→ Exercise: An exact copy of every record is needed, with the pictures left out.

→ Recorded data:
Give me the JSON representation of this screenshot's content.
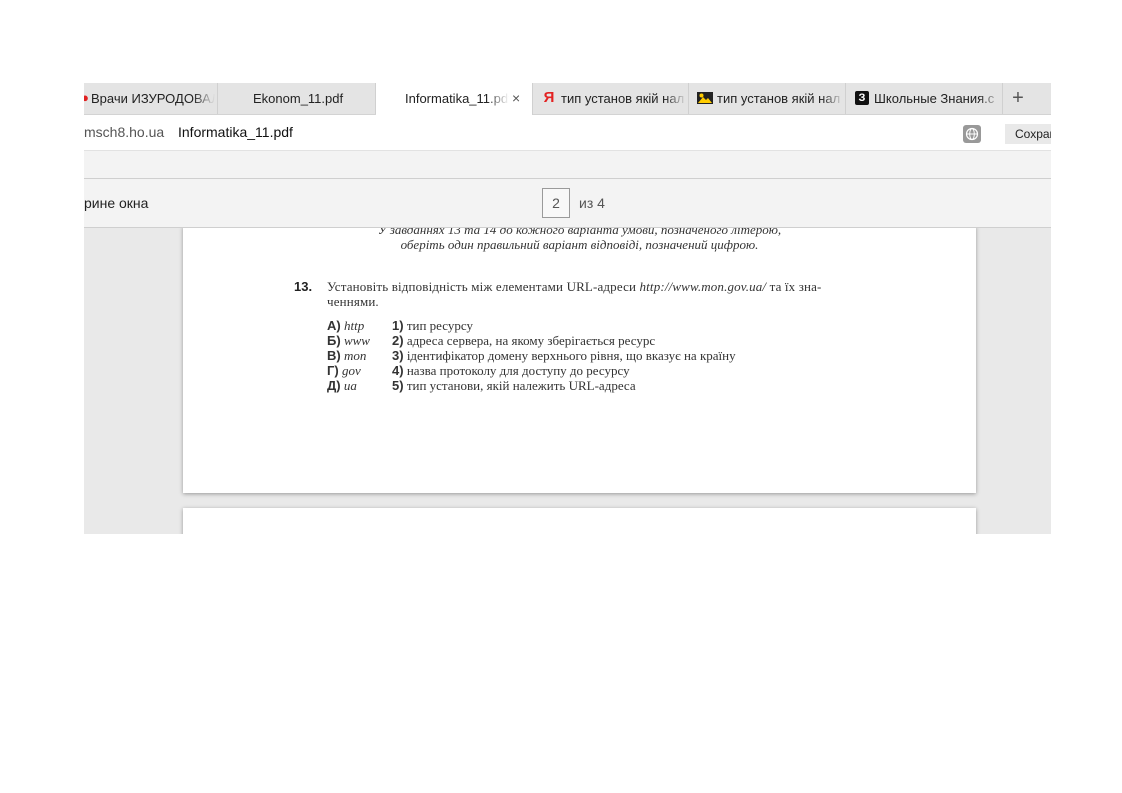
{
  "tabs": [
    {
      "favicon": "red-circle-icon",
      "title": "Врачи ИЗУРОДОВАЛ"
    },
    {
      "favicon": "",
      "title": "Ekonom_11.pdf"
    },
    {
      "favicon": "",
      "title": "Informatika_11.pdf",
      "active": true
    },
    {
      "favicon": "yandex-icon",
      "favicon_glyph": "Я",
      "title": "тип установ якій нал"
    },
    {
      "favicon": "image-icon",
      "title": "тип установ якій нал"
    },
    {
      "favicon": "znanija-icon",
      "favicon_glyph": "З",
      "title": "Школьные Знания.c"
    }
  ],
  "new_tab_symbol": "+",
  "close_symbol": "×",
  "address": {
    "domain": "msch8.ho.ua",
    "title": "Informatika_11.pdf",
    "save_label": "Сохран"
  },
  "pdf_toolbar": {
    "fit_label": "рине окна",
    "page_current": "2",
    "page_of": "из 4"
  },
  "document": {
    "instruction_line1": "У завданнях 13 та 14 до кожного варіанта умови, позначеного літерою,",
    "instruction_line2": "оберіть один правильний варіант відповіді, позначений цифрою.",
    "question_number": "13.",
    "question_text_part1": "Установіть відповідність між елементами URL-адреси",
    "question_url": "http://www.mon.gov.ua/",
    "question_text_part2": "та їх зна-",
    "question_text_line2": "ченнями.",
    "options": [
      {
        "letter": "А)",
        "term": "http"
      },
      {
        "letter": "Б)",
        "term": "www"
      },
      {
        "letter": "В)",
        "term": "mon"
      },
      {
        "letter": "Г)",
        "term": "gov"
      },
      {
        "letter": "Д)",
        "term": "ua"
      }
    ],
    "answers": [
      {
        "num": "1)",
        "text": "тип ресурсу"
      },
      {
        "num": "2)",
        "text": "адреса сервера, на якому зберігається ресурс"
      },
      {
        "num": "3)",
        "text": "ідентифікатор домену верхнього рівня, що вказує на країну"
      },
      {
        "num": "4)",
        "text": "назва протоколу для доступу до ресурсу"
      },
      {
        "num": "5)",
        "text": "тип установи, якій належить URL-адреса"
      }
    ]
  },
  "colors": {
    "tabstrip_bg": "#e4e4e4",
    "active_tab_bg": "#ffffff",
    "yandex_red": "#e32222",
    "pdf_bg": "#e9e9e9"
  }
}
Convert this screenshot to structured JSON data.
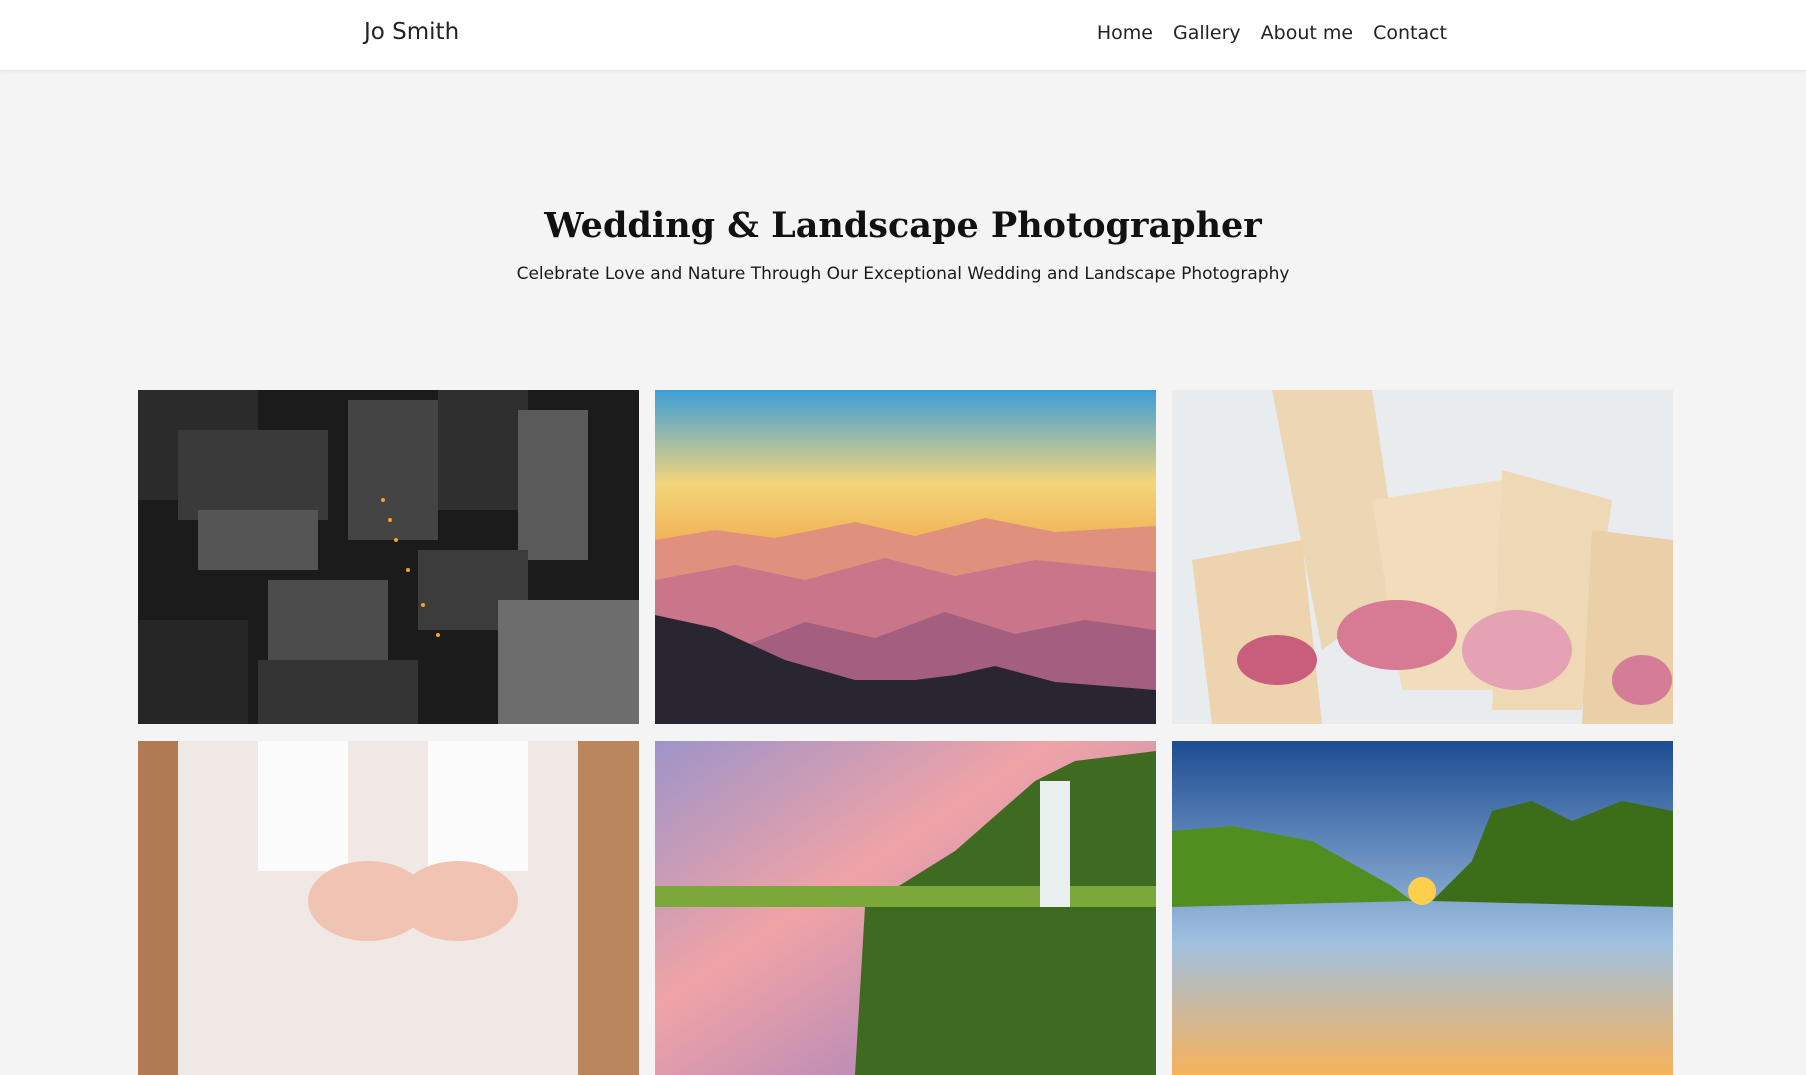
{
  "header": {
    "brand": "Jo Smith",
    "nav": [
      {
        "label": "Home"
      },
      {
        "label": "Gallery"
      },
      {
        "label": "About me"
      },
      {
        "label": "Contact"
      }
    ]
  },
  "hero": {
    "title": "Wedding & Landscape Photographer",
    "subtitle": "Celebrate Love and Nature Through Our Exceptional Wedding and Landscape Photography"
  },
  "colors": {
    "page_background": "#f4f4f4",
    "header_background": "#ffffff",
    "text": "#1a1a1a"
  }
}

→ Solution:
Give me the JSON representation of this screenshot's content.
{
  "tabs": [
    {
      "favicon": "red-circle-icon",
      "title": "Врачи ИЗУРОДОВАЛ"
    },
    {
      "favicon": "",
      "title": "Ekonom_11.pdf"
    },
    {
      "favicon": "",
      "title": "Informatika_11.pdf",
      "active": true
    },
    {
      "favicon": "yandex-icon",
      "favicon_glyph": "Я",
      "title": "тип установ якій нал"
    },
    {
      "favicon": "image-icon",
      "title": "тип установ якій нал"
    },
    {
      "favicon": "znanija-icon",
      "favicon_glyph": "З",
      "title": "Школьные Знания.c"
    }
  ],
  "new_tab_symbol": "+",
  "close_symbol": "×",
  "address": {
    "domain": "msch8.ho.ua",
    "title": "Informatika_11.pdf",
    "save_label": "Сохран"
  },
  "pdf_toolbar": {
    "fit_label": "рине окна",
    "page_current": "2",
    "page_of": "из 4"
  },
  "document": {
    "instruction_line1": "У завданнях 13 та 14 до кожного варіанта умови, позначеного літерою,",
    "instruction_line2": "оберіть один правильний варіант відповіді, позначений цифрою.",
    "question_number": "13.",
    "question_text_part1": "Установіть відповідність між елементами URL-адреси",
    "question_url": "http://www.mon.gov.ua/",
    "question_text_part2": "та їх зна-",
    "question_text_line2": "ченнями.",
    "options": [
      {
        "letter": "А)",
        "term": "http"
      },
      {
        "letter": "Б)",
        "term": "www"
      },
      {
        "letter": "В)",
        "term": "mon"
      },
      {
        "letter": "Г)",
        "term": "gov"
      },
      {
        "letter": "Д)",
        "term": "ua"
      }
    ],
    "answers": [
      {
        "num": "1)",
        "text": "тип ресурсу"
      },
      {
        "num": "2)",
        "text": "адреса сервера, на якому зберігається ресурс"
      },
      {
        "num": "3)",
        "text": "ідентифікатор домену верхнього рівня, що вказує на країну"
      },
      {
        "num": "4)",
        "text": "назва протоколу для доступу до ресурсу"
      },
      {
        "num": "5)",
        "text": "тип установи, якій належить URL-адреса"
      }
    ]
  },
  "colors": {
    "tabstrip_bg": "#e4e4e4",
    "active_tab_bg": "#ffffff",
    "yandex_red": "#e32222",
    "pdf_bg": "#e9e9e9"
  }
}
Convert this screenshot to structured JSON data.
{
  "header": {
    "brand": "Jo Smith",
    "nav": [
      {
        "label": "Home"
      },
      {
        "label": "Gallery"
      },
      {
        "label": "About me"
      },
      {
        "label": "Contact"
      }
    ]
  },
  "hero": {
    "title": "Wedding & Landscape Photographer",
    "subtitle": "Celebrate Love and Nature Through Our Exceptional Wedding and Landscape Photography"
  },
  "colors": {
    "page_background": "#f4f4f4",
    "header_background": "#ffffff",
    "text": "#1a1a1a"
  }
}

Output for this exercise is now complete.